▶ **WORK ORDER**
Work through the entries that follow and state how many lines contain the word "landuse". Only the number is wanted.

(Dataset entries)
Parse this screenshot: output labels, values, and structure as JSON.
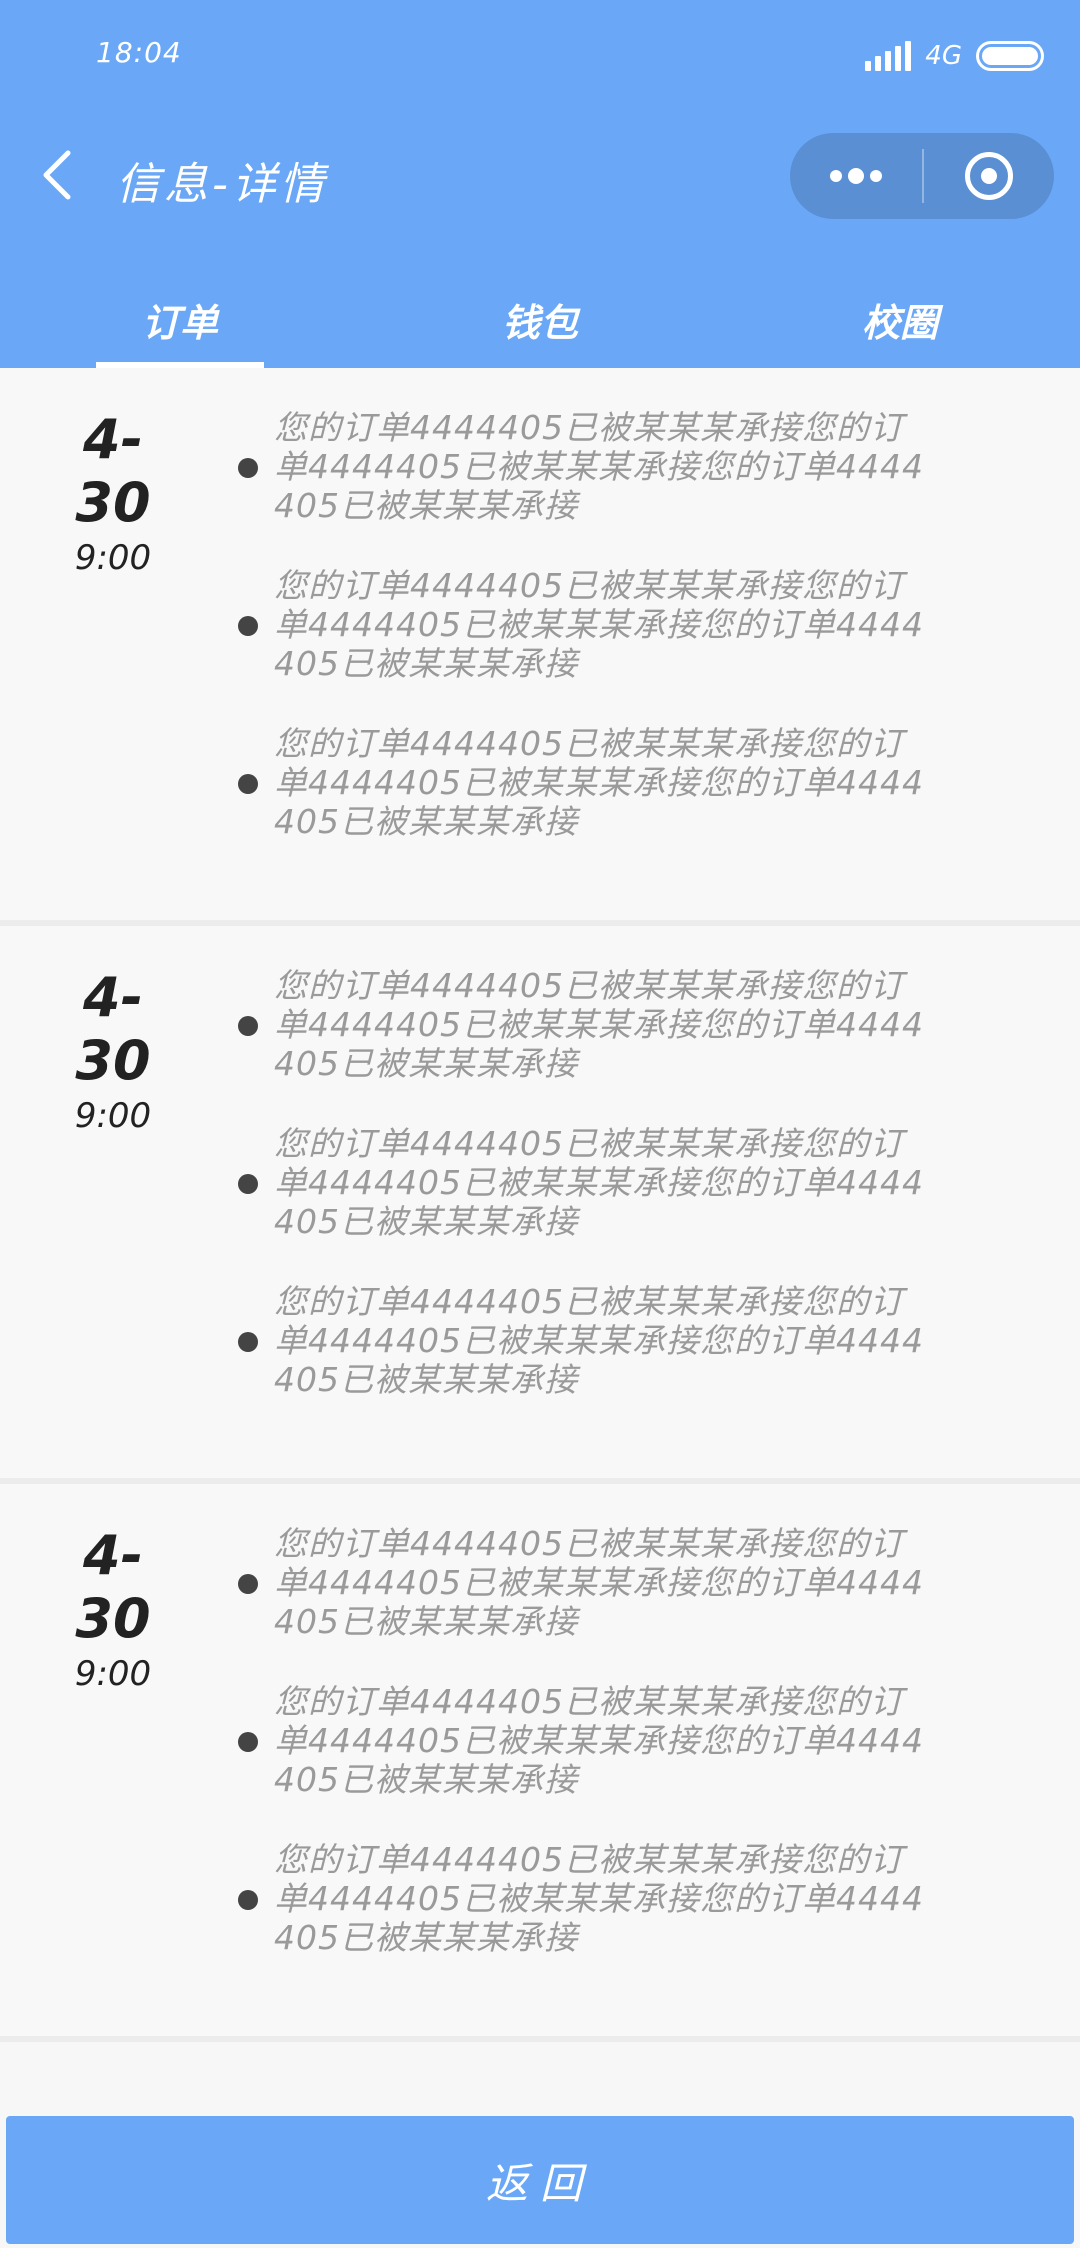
{
  "status_bar": {
    "time": "18:04",
    "network": "4G"
  },
  "header": {
    "title": "信息-详情",
    "bg_color": "#6aa8f7"
  },
  "tabs": [
    {
      "label": "订单"
    },
    {
      "label": "钱包"
    },
    {
      "label": "校圈"
    }
  ],
  "groups": [
    {
      "date": "4-30",
      "time": "9:00",
      "messages": [
        "您的订单4444405已被某某某承接您的订单4444405已被某某某承接您的订单4444405已被某某某承接",
        "您的订单4444405已被某某某承接您的订单4444405已被某某某承接您的订单4444405已被某某某承接",
        "您的订单4444405已被某某某承接您的订单4444405已被某某某承接您的订单4444405已被某某某承接"
      ]
    },
    {
      "date": "4-30",
      "time": "9:00",
      "messages": [
        "您的订单4444405已被某某某承接您的订单4444405已被某某某承接您的订单4444405已被某某某承接",
        "您的订单4444405已被某某某承接您的订单4444405已被某某某承接您的订单4444405已被某某某承接",
        "您的订单4444405已被某某某承接您的订单4444405已被某某某承接您的订单4444405已被某某某承接"
      ]
    },
    {
      "date": "4-30",
      "time": "9:00",
      "messages": [
        "您的订单4444405已被某某某承接您的订单4444405已被某某某承接您的订单4444405已被某某某承接",
        "您的订单4444405已被某某某承接您的订单4444405已被某某某承接您的订单4444405已被某某某承接",
        "您的订单4444405已被某某某承接您的订单4444405已被某某某承接您的订单4444405已被某某某承接"
      ]
    }
  ],
  "footer": {
    "back_label": "返回"
  }
}
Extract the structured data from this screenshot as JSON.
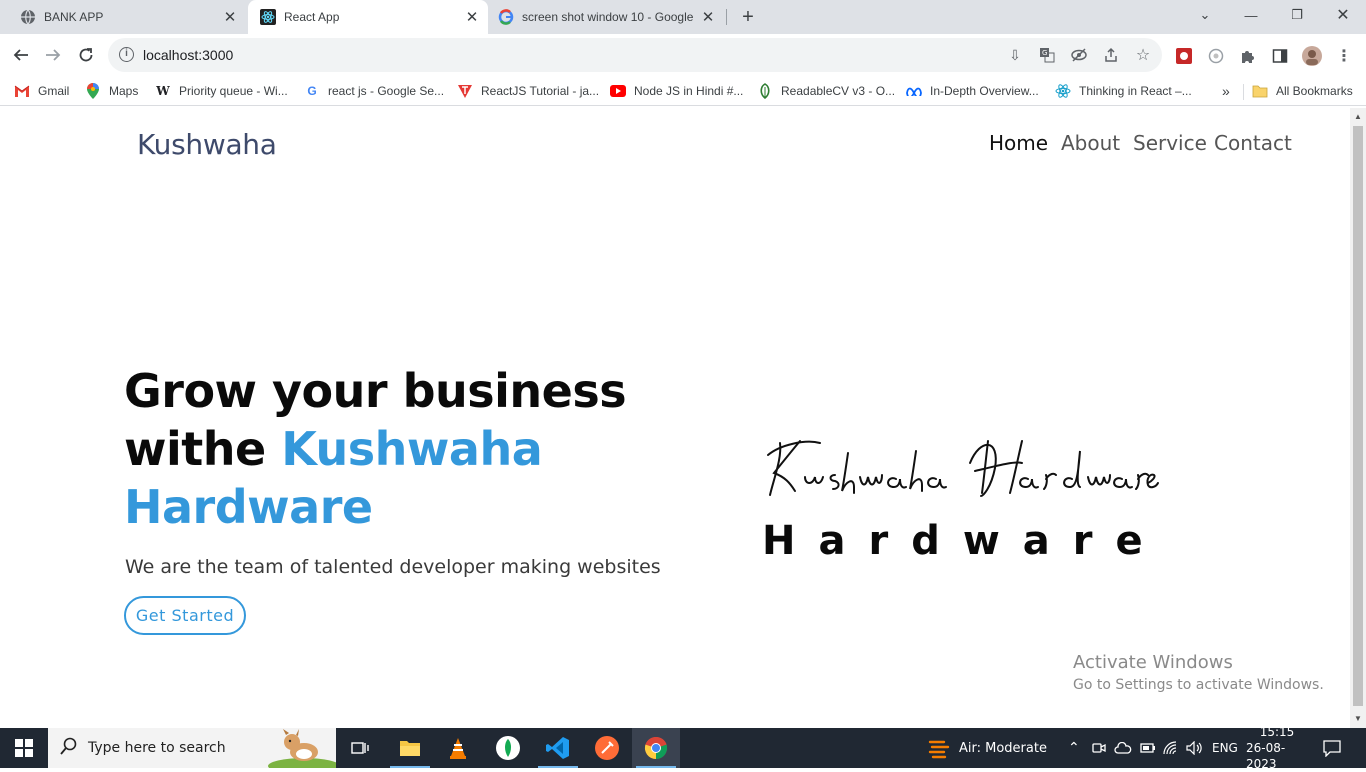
{
  "browser": {
    "tabs": [
      {
        "label": "BANK APP",
        "icon": "globe-icon"
      },
      {
        "label": "React App",
        "icon": "react-icon",
        "active": true
      },
      {
        "label": "screen shot window 10 - Google",
        "icon": "google-icon"
      }
    ],
    "url": "localhost:3000",
    "bookmarks": [
      {
        "label": "Gmail",
        "icon": "gmail-icon"
      },
      {
        "label": "Maps",
        "icon": "maps-icon"
      },
      {
        "label": "Priority queue - Wi...",
        "icon": "wikipedia-icon"
      },
      {
        "label": "react js - Google Se...",
        "icon": "google-icon"
      },
      {
        "label": "ReactJS Tutorial - ja...",
        "icon": "tpoint-icon"
      },
      {
        "label": "Node JS in Hindi #...",
        "icon": "youtube-icon"
      },
      {
        "label": "ReadableCV v3 - O...",
        "icon": "leaf-icon"
      },
      {
        "label": "In-Depth Overview...",
        "icon": "meta-icon"
      },
      {
        "label": "Thinking in React –...",
        "icon": "react-icon"
      }
    ],
    "bookmarks_more": "»",
    "all_bookmarks": "All Bookmarks"
  },
  "site": {
    "brand": "Kushwaha",
    "nav": [
      "Home",
      "About",
      "Service",
      "Contact"
    ],
    "hero_line1": "Grow your business",
    "hero_line2a": "withe ",
    "hero_line2b": "Kushwaha",
    "hero_line3": "Hardware",
    "hero_sub": "We are the team of talented developer making websites",
    "cta": "Get Started",
    "logo_script": "Kushwaha Hardware",
    "logo_word": "Hardware",
    "accent_color": "#3498db"
  },
  "os": {
    "watermark_title": "Activate Windows",
    "watermark_sub": "Go to Settings to activate Windows.",
    "search_placeholder": "Type here to search",
    "weather": "Air: Moderate",
    "lang": "ENG",
    "time": "15:15",
    "date": "26-08-2023"
  }
}
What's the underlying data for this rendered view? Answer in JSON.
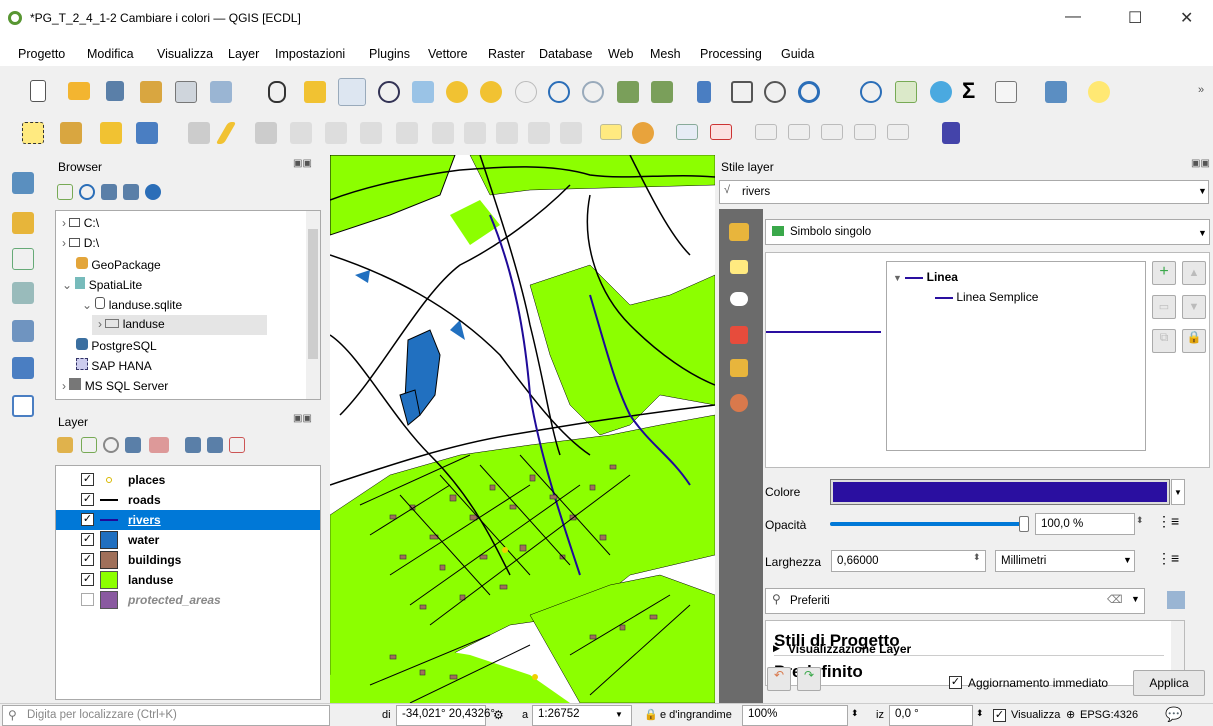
{
  "window": {
    "title": "*PG_T_2_4_1-2 Cambiare i colori — QGIS [ECDL]",
    "minimize": "—",
    "maximize": "☐",
    "close": "✕"
  },
  "menu": [
    "Progetto",
    "Modifica",
    "Visualizza",
    "Layer",
    "Impostazioni",
    "Plugins",
    "Vettore",
    "Raster",
    "Database",
    "Web",
    "Mesh",
    "Processing",
    "Guida"
  ],
  "browser": {
    "title": "Browser",
    "items": [
      "C:\\",
      "D:\\",
      "GeoPackage",
      "SpatiaLite",
      "landuse.sqlite",
      "landuse",
      "PostgreSQL",
      "SAP HANA",
      "MS SQL Server"
    ]
  },
  "layers": {
    "title": "Layer",
    "items": [
      {
        "name": "places",
        "checked": true,
        "color": "#d8b800"
      },
      {
        "name": "roads",
        "checked": true,
        "color": "#000000"
      },
      {
        "name": "rivers",
        "checked": true,
        "color": "#1f0a99"
      },
      {
        "name": "water",
        "checked": true,
        "color": "#2170c0"
      },
      {
        "name": "buildings",
        "checked": true,
        "color": "#a0705a"
      },
      {
        "name": "landuse",
        "checked": true,
        "color": "#8cff00"
      },
      {
        "name": "protected_areas",
        "checked": false,
        "color": "#8a5aa0"
      }
    ],
    "selected": "rivers"
  },
  "style_panel": {
    "title": "Stile layer",
    "layer_select": "rivers",
    "renderer": "Simbolo singolo",
    "tree_root": "Linea",
    "tree_child": "Linea Semplice",
    "color_label": "Colore",
    "color_value": "#2a0fa0",
    "opacity_label": "Opacità",
    "opacity_value": "100,0 %",
    "opacity_level": 1.0,
    "width_label": "Larghezza",
    "width_value": "0,66000",
    "unit_value": "Millimetri",
    "search_placeholder": "Preferiti",
    "styles": [
      "Stili di Progetto",
      "Predefinito"
    ],
    "visual_layer": "Visualizzazione Layer",
    "live_update": "Aggiornamento immediato",
    "apply": "Applica"
  },
  "status": {
    "locator_placeholder": "Digita per localizzare (Ctrl+K)",
    "coord_label": "di",
    "coord_value": "-34,021° 20,4326°",
    "scale_label": "a",
    "scale_value": "1:26752",
    "magnifier_label": "e d'ingrandime",
    "magnifier_value": "100%",
    "rotation_label": "iz",
    "rotation_value": "0,0 °",
    "render_label": "Visualizza",
    "crs": "EPSG:4326"
  }
}
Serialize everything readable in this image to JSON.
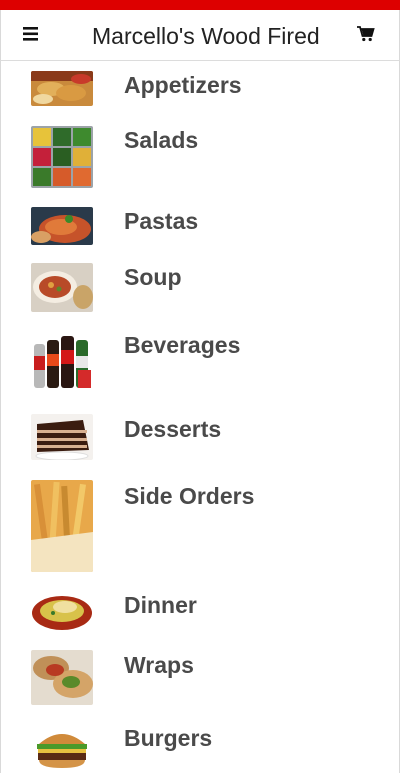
{
  "header": {
    "title": "Marcello's Wood Fired Pizza",
    "menu_icon": "hamburger-menu-icon",
    "cart_icon": "shopping-cart-icon",
    "accent_color": "#dd0000"
  },
  "categories": [
    {
      "label": "Appetizers",
      "image": "appetizers-photo"
    },
    {
      "label": "Salads",
      "image": "salads-photo"
    },
    {
      "label": "Pastas",
      "image": "pastas-photo"
    },
    {
      "label": "Soup",
      "image": "soup-photo"
    },
    {
      "label": "Beverages",
      "image": "beverages-photo"
    },
    {
      "label": "Desserts",
      "image": "desserts-photo"
    },
    {
      "label": "Side Orders",
      "image": "side-orders-photo"
    },
    {
      "label": "Dinner",
      "image": "dinner-photo"
    },
    {
      "label": "Wraps",
      "image": "wraps-photo"
    },
    {
      "label": "Burgers",
      "image": "burgers-photo"
    }
  ]
}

▶ **ANSWER SECTION**
3